* **EXERCISE AIM**
Reproduce the listing exactly, please, with every line intact.

RAW DATA START

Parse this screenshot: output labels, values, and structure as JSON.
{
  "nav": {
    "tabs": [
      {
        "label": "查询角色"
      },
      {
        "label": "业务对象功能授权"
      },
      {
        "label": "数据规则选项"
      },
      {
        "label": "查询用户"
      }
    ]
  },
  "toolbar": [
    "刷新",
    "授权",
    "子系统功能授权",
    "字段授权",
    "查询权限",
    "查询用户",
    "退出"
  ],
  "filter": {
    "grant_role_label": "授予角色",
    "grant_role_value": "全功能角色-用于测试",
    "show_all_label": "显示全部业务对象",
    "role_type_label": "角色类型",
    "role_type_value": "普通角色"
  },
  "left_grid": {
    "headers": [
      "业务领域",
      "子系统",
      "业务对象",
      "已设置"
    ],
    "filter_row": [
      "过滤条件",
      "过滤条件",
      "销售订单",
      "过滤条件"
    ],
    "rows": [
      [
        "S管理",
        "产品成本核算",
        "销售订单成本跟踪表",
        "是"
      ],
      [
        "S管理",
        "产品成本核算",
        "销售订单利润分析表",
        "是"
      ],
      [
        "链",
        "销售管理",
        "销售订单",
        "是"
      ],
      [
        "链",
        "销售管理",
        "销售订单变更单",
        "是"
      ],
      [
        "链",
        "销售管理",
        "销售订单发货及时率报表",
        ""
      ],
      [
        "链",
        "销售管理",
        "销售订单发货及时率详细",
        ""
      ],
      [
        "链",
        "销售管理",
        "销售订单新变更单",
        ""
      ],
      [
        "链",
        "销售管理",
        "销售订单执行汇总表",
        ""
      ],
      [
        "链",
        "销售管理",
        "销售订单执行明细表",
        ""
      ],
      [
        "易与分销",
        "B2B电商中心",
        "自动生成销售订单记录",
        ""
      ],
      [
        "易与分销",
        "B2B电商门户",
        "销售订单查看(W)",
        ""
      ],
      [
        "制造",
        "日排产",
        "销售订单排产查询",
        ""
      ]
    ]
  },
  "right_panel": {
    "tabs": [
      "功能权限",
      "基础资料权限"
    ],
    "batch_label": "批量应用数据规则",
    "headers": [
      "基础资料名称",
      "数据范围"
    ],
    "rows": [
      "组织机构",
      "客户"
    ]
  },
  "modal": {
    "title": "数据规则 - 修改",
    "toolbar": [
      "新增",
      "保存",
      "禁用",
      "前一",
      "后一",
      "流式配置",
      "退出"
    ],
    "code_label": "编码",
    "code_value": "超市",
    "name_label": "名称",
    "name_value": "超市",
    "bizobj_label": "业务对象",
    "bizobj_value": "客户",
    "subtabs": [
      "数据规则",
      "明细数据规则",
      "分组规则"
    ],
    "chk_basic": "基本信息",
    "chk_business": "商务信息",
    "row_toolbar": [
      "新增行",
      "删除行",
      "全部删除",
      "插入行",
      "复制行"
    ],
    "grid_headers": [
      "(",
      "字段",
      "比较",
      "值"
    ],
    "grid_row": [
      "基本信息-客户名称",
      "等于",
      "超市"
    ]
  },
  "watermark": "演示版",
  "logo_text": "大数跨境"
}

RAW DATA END

* **WRITTEN RESPONSE**
Parse this screenshot: output labels, values, and structure as JSON.
{
  "nav": {
    "tabs": [
      {
        "label": "查询角色"
      },
      {
        "label": "业务对象功能授权"
      },
      {
        "label": "数据规则选项"
      },
      {
        "label": "查询用户"
      }
    ]
  },
  "toolbar": [
    "刷新",
    "授权",
    "子系统功能授权",
    "字段授权",
    "查询权限",
    "查询用户",
    "退出"
  ],
  "filter": {
    "grant_role_label": "授予角色",
    "grant_role_value": "全功能角色-用于测试",
    "show_all_label": "显示全部业务对象",
    "role_type_label": "角色类型",
    "role_type_value": "普通角色"
  },
  "left_grid": {
    "headers": [
      "业务领域",
      "子系统",
      "业务对象",
      "已设置"
    ],
    "filter_row": [
      "过滤条件",
      "过滤条件",
      "销售订单",
      "过滤条件"
    ],
    "rows": [
      [
        "S管理",
        "产品成本核算",
        "销售订单成本跟踪表",
        "是"
      ],
      [
        "S管理",
        "产品成本核算",
        "销售订单利润分析表",
        "是"
      ],
      [
        "链",
        "销售管理",
        "销售订单",
        "是"
      ],
      [
        "链",
        "销售管理",
        "销售订单变更单",
        "是"
      ],
      [
        "链",
        "销售管理",
        "销售订单发货及时率报表",
        ""
      ],
      [
        "链",
        "销售管理",
        "销售订单发货及时率详细",
        ""
      ],
      [
        "链",
        "销售管理",
        "销售订单新变更单",
        ""
      ],
      [
        "链",
        "销售管理",
        "销售订单执行汇总表",
        ""
      ],
      [
        "链",
        "销售管理",
        "销售订单执行明细表",
        ""
      ],
      [
        "易与分销",
        "B2B电商中心",
        "自动生成销售订单记录",
        ""
      ],
      [
        "易与分销",
        "B2B电商门户",
        "销售订单查看(W)",
        ""
      ],
      [
        "制造",
        "日排产",
        "销售订单排产查询",
        ""
      ]
    ]
  },
  "right_panel": {
    "tabs": [
      "功能权限",
      "基础资料权限"
    ],
    "batch_label": "批量应用数据规则",
    "headers": [
      "基础资料名称",
      "数据范围"
    ],
    "rows": [
      "组织机构",
      "客户"
    ]
  },
  "modal": {
    "title": "数据规则 - 修改",
    "toolbar": [
      "新增",
      "保存",
      "禁用",
      "前一",
      "后一",
      "流式配置",
      "退出"
    ],
    "code_label": "编码",
    "code_value": "超市",
    "name_label": "名称",
    "name_value": "超市",
    "bizobj_label": "业务对象",
    "bizobj_value": "客户",
    "subtabs": [
      "数据规则",
      "明细数据规则",
      "分组规则"
    ],
    "chk_basic": "基本信息",
    "chk_business": "商务信息",
    "row_toolbar": [
      "新增行",
      "删除行",
      "全部删除",
      "插入行",
      "复制行"
    ],
    "grid_headers": [
      "(",
      "字段",
      "比较",
      "值"
    ],
    "grid_row": [
      "基本信息-客户名称",
      "等于",
      "超市"
    ]
  },
  "watermark": "演示版",
  "logo_text": "大数跨境"
}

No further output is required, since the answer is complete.